The “Americanizer” and Other Tales of Translation
I was heartened to see the jam-packed room at the “PEN Presents: Translating Books for Youth” panel at the Brooklyn Book Festival on Sunday. The 40 or so in attendance in the fourth floor room, accessible only by a small elevator and a tucked-away escalator at St. Francis College, rivaled the audiences at the more centrally located panels with big-name speakers and well-heeled corporate sponsors. Furthermore, our audience stayed for the entire presentation, which I consider another sign of success. I’m grateful to all the people who showed up and who spoke with us afterward. And I’m grateful to the organizers of the Brooklyn Book Festival for this and many other wonderful exhibits and events in support of all aspects of diversity, and in support of small presses and freedom of expression.

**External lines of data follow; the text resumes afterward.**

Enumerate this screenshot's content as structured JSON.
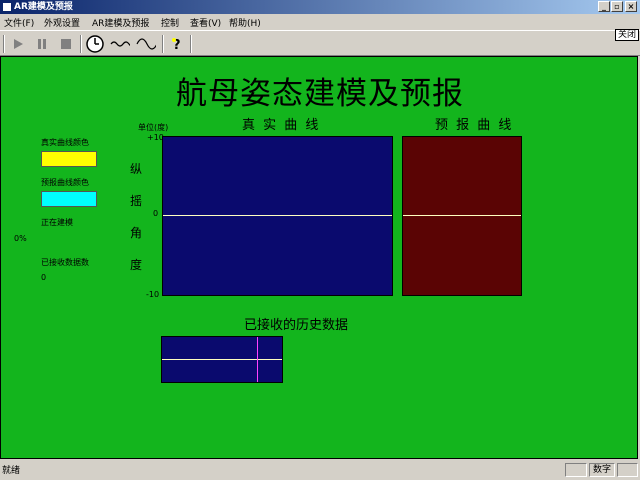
{
  "window": {
    "title": "AR建模及预报",
    "minimize": "_",
    "restore": "▫",
    "close": "×"
  },
  "menu": [
    "文件(F)",
    "外观设置",
    "AR建模及预报",
    "控制",
    "查看(V)",
    "帮助(H)"
  ],
  "toolbar": {
    "close_label": "关闭"
  },
  "main": {
    "title": "航母姿态建模及预报",
    "real_curve_title": "真 实 曲 线",
    "forecast_curve_title": "预 报 曲 线",
    "unit_label": "单位(度)",
    "y_top": "+10",
    "y_mid": "0",
    "y_bottom": "-10",
    "axis_chars": [
      "纵",
      "摇",
      "角",
      "度"
    ],
    "real_color_label": "真实曲线颜色",
    "forecast_color_label": "预报曲线颜色",
    "status_label": "正在建模",
    "progress_text": "0%",
    "received_label": "已接收数据数",
    "received_count": "0",
    "history_title": "已接收的历史数据"
  },
  "colors": {
    "real_curve": "#ffff00",
    "forecast_curve": "#00ffff",
    "background": "#13b51d",
    "real_panel": "#0a0a6e",
    "forecast_panel": "#5a0404"
  },
  "status": {
    "text": "就绪",
    "num": "数字"
  }
}
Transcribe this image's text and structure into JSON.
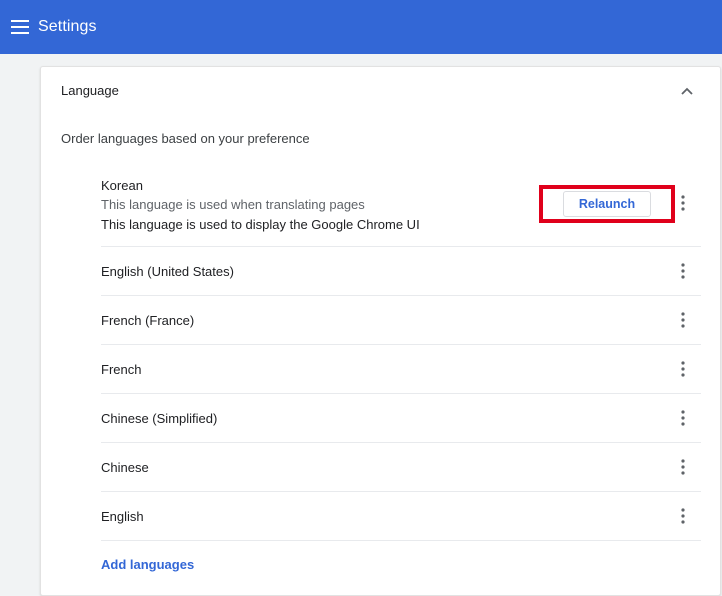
{
  "header": {
    "title": "Settings",
    "menu_icon": "hamburger-menu-icon",
    "background_color": "#3367d6"
  },
  "language_section": {
    "title": "Language",
    "collapse_icon": "chevron-up-icon",
    "order_label": "Order languages based on your preference",
    "languages": [
      {
        "name": "Korean",
        "detail_translate": "This language is used when translating pages",
        "detail_ui": "This language is used to display the Google Chrome UI",
        "action_label": "Relaunch"
      },
      {
        "name": "English (United States)"
      },
      {
        "name": "French (France)"
      },
      {
        "name": "French"
      },
      {
        "name": "Chinese (Simplified)"
      },
      {
        "name": "Chinese"
      },
      {
        "name": "English"
      }
    ],
    "more_icon": "more-vert-icon",
    "add_languages_label": "Add languages"
  },
  "colors": {
    "accent": "#3367d6",
    "highlight": "#e0001b"
  }
}
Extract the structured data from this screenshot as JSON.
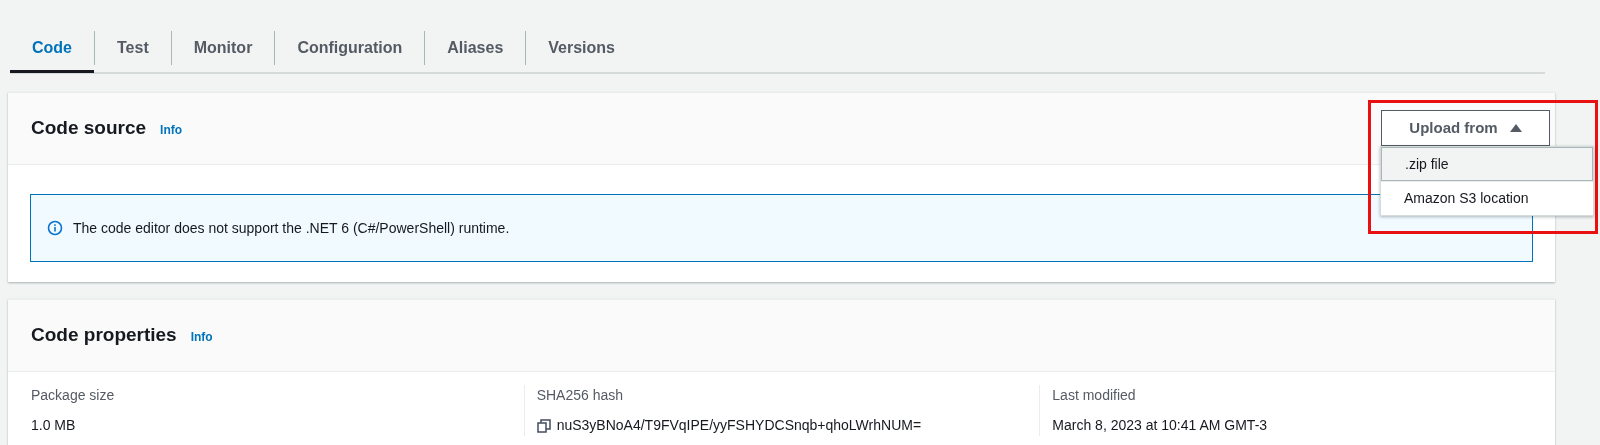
{
  "tabs": [
    {
      "label": "Code",
      "selected": true
    },
    {
      "label": "Test",
      "selected": false
    },
    {
      "label": "Monitor",
      "selected": false
    },
    {
      "label": "Configuration",
      "selected": false
    },
    {
      "label": "Aliases",
      "selected": false
    },
    {
      "label": "Versions",
      "selected": false
    }
  ],
  "code_source": {
    "title": "Code source",
    "info": "Info",
    "alert": "The code editor does not support the .NET 6 (C#/PowerShell) runtime.",
    "upload_button": {
      "label": "Upload from",
      "expanded": true
    },
    "menu": [
      {
        "label": ".zip file",
        "selected": true
      },
      {
        "label": "Amazon S3 location",
        "selected": false
      }
    ]
  },
  "code_properties": {
    "title": "Code properties",
    "info": "Info",
    "fields": [
      {
        "label": "Package size",
        "value": "1.0 MB",
        "kind": "text"
      },
      {
        "label": "SHA256 hash",
        "value": "nuS3yBNoA4/T9FVqIPE/yyFSHYDCSnqb+qhoLWrhNUM=",
        "kind": "copy"
      },
      {
        "label": "Last modified",
        "value": "March 8, 2023 at 10:41 AM GMT-3",
        "kind": "text"
      }
    ]
  }
}
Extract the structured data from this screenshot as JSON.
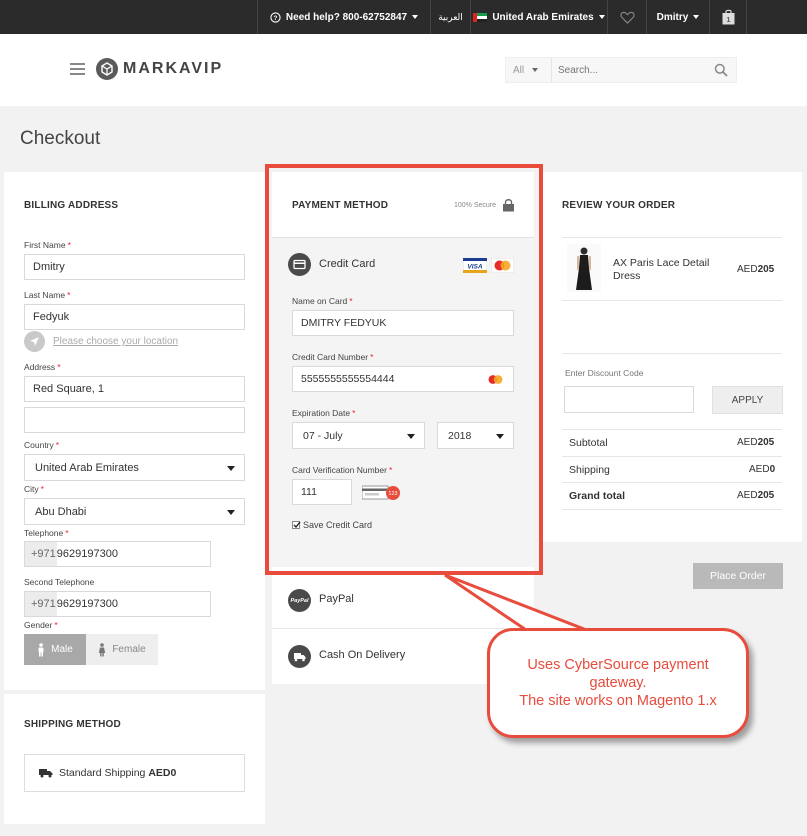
{
  "topbar": {
    "help": "Need help? 800-62752847",
    "language": "العربية",
    "country": "United Arab Emirates",
    "user": "Dmitry",
    "icons": [
      "help-circle-icon",
      "heart-icon",
      "shopping-bag-icon"
    ]
  },
  "header": {
    "logo": "MARKAVIP",
    "search_category": "All",
    "search_placeholder": "Search..."
  },
  "page_title": "Checkout",
  "billing": {
    "title": "BILLING ADDRESS",
    "first_name_label": "First Name",
    "first_name": "Dmitry",
    "last_name_label": "Last Name",
    "last_name": "Fedyuk",
    "location_link": "Please choose your location",
    "address_label": "Address",
    "address_line1": "Red Square, 1",
    "address_line2": "",
    "country_label": "Country",
    "country": "United Arab Emirates",
    "city_label": "City",
    "city": "Abu Dhabi",
    "telephone_label": "Telephone",
    "telephone_prefix": "+971",
    "telephone": "9629197300",
    "second_telephone_label": "Second Telephone",
    "second_telephone_prefix": "+971",
    "second_telephone": "9629197300",
    "gender_label": "Gender",
    "gender_male": "Male",
    "gender_female": "Female"
  },
  "shipping": {
    "title": "SHIPPING METHOD",
    "method": "Standard Shipping",
    "price": "AED0"
  },
  "payment": {
    "title": "PAYMENT METHOD",
    "secure_label": "100% Secure",
    "credit_card_label": "Credit Card",
    "name_on_card_label": "Name on Card",
    "name_on_card": "DMITRY FEDYUK",
    "card_number_label": "Credit Card Number",
    "card_number": "5555555555554444",
    "expiration_label": "Expiration Date",
    "exp_month": "07 - July",
    "exp_year": "2018",
    "cvv_label": "Card Verification Number",
    "cvv": "111",
    "cvv_badge": "123",
    "save_card_label": "Save Credit Card",
    "paypal_label": "PayPal",
    "paypal_badge": "PayPal",
    "cod_label": "Cash On Delivery"
  },
  "review": {
    "title": "REVIEW YOUR ORDER",
    "item_name": "AX Paris Lace Detail Dress",
    "item_currency": "AED",
    "item_price": "205",
    "discount_label": "Enter Discount Code",
    "apply_label": "APPLY",
    "subtotal_label": "Subtotal",
    "subtotal_currency": "AED",
    "subtotal_value": "205",
    "shipping_label": "Shipping",
    "shipping_currency": "AED",
    "shipping_value": "0",
    "total_label": "Grand total",
    "total_currency": "AED",
    "total_value": "205",
    "place_order_label": "Place Order"
  },
  "annotation": {
    "line1": "Uses CyberSource payment",
    "line2": "gateway.",
    "line3": "The site works on Magento 1.x"
  },
  "colors": {
    "highlight": "#e74c3c",
    "topbar": "#2b2b2b",
    "required": "#e23"
  }
}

Alex Zucker did a great job of moderating the panel, and his PEN Translation Committee co-chair, Margaret B. Carson, took valuable photos and notes. We started off with a questions about the importance of publishing translations for young people and acknowledging that these books are translations. Claudia Zöe Bedrick, the publisher of Enchanted Lion Books, observed that books in translation open up a dialogue about the countries from where these books come. Reading is a way that children learn about things that are unfamiliar. Mara Lethem, who recently returned to the United States after many years of living in Barcelona, Spain, described U.S. literary culture as insular, more of a culture of export than import. Julia Heim, one of the translators of the best-selling Geronimo Stilton series from Italy, pointed out that acknowledging translators supports their work; after many years of working on this series for Scholastic, she was finally given credit as a translator. I added that when young readers in the United States aren’t exposed to the literature of other countries because publishers and other gatekeepers see these books as “weird,” they are consigning our young readers to second-class global citizenship. If young people don’t have exposure to diverse cultures, they will be less able to adapt, leaving them at the mercy of local and global economic and political forces, with opportunities closed off to them.
We then spoke about how translating for children is different from translating for adult readers. I kicked this discussion off, mentioning the role of gatekeepers because the younger the readers are, the less likely they are to choose their own books. Julia talked about the “dumbing down” of children’s books in the United States, as children in Italy are exposed to longer words at an earlier age. Mara talked about onomatopoeia and how it’s represented in different languages, how to translate fart jokes, a barking dog in Spain that goes “boop boop,” and whether “zzzzz” is the universal representation of snoring. She pointed out that when fewer words are involved, each word carries greater importance. Both Mara and Claudia discussed the process of working with illustrators and the special challenges of translating a children’s book that may not coordinate with the illustrations in the new language. Often, the illustrations must be changed, not only for linguistic but also for cultural reasons.
This brought us to the third question, the degree of “Americanization” in translated children’s books. In the case of the Geronimo Stilton series, this is a major issue. The books are written by a team in Italy and translated by a team in the United States. Julia is only one of several who work on the initial translations from Italian. From there, the texts go to a special team member called an “Americanizer,” who flattens out the text and makes it culturally familiar. For instance, in the original, there are a myriad of cheeses but in the U.S. version, there are only a few — cheddar, American, and Swiss. However, because the series is published by a Christian publisher in Italy, though with a generally secular approach to moral instruction, there have been no issues of “inappropriate” content. That was not the case with the book I translated, The World in a Second. Armed with copies of the Portuguese original and the translation, I showed the audience the original illustrations of a barbershop in the Azores, complete with calendars featuring topless and otherwise scantily-clad women (what author Isabel Minhós Martins described to Carla Maia de Almeida and me in May as “the nudies”). I then showed the revised illustration that we requested from Bernardo Carvalho that has allowed the English version to pass muster with U.S. gatekeepers.
Mara commented that in some cases, translation is a transformation that doesn’t flatten the book but creates a culturally rich book in its own right. That’s the case with her Macanudo series from the Argentine cartoonist Liniers. As an admirer of U.S. culture, he was thrilled to have his work translated into English and appreciated the elements that seemed to him a kind of “homecoming.” We all agreed that as translators, we too are authors of the work, and our choices of what to translate and how to translate it have impact for ourselves and our readers.